§ Work item
Among the entries below, find each line with "icon" and show it.

Dataset rows for apps and sites:
□ □ □ □
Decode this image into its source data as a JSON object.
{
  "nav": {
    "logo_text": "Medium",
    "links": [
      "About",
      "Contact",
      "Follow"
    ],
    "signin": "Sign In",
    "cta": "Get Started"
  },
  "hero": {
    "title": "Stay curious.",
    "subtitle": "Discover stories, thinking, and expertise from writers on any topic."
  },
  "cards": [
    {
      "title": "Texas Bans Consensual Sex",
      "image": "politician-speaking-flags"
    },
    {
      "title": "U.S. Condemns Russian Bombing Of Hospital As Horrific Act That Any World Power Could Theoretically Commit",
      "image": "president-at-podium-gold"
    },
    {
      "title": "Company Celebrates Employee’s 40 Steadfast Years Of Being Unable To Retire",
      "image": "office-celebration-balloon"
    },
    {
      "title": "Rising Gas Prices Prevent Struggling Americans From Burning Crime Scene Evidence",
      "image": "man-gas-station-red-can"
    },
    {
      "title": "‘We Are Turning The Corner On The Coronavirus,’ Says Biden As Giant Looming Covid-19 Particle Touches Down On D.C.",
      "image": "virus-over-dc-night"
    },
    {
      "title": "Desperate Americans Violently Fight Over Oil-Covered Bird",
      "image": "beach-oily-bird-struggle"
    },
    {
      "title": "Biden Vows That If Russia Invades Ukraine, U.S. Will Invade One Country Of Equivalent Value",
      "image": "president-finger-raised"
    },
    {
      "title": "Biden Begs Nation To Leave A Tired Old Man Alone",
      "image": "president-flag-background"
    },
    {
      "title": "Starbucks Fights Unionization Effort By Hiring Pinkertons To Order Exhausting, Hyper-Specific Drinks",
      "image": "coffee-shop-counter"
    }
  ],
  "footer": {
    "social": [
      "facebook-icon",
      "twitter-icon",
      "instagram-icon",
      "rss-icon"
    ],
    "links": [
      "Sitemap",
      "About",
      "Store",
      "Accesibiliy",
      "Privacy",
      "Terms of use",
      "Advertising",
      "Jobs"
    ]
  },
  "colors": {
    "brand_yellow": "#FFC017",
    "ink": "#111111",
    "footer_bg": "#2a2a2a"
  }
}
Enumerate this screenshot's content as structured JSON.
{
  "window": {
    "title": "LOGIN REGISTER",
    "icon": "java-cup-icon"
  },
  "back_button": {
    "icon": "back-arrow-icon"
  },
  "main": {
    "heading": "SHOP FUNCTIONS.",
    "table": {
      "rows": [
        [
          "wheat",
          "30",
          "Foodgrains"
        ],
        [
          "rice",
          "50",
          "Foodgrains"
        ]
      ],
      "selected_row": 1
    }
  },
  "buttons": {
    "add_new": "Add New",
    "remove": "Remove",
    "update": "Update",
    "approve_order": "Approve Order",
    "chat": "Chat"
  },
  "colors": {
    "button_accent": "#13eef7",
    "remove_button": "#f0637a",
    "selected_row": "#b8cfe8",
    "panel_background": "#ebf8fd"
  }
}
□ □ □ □
§ Solved exercise
      "facebook-icon",
      "twitter-icon",
      "instagram-icon",
      "rss-icon"
    "icon": "java-cup-icon"
    "icon": "back-arrow-icon"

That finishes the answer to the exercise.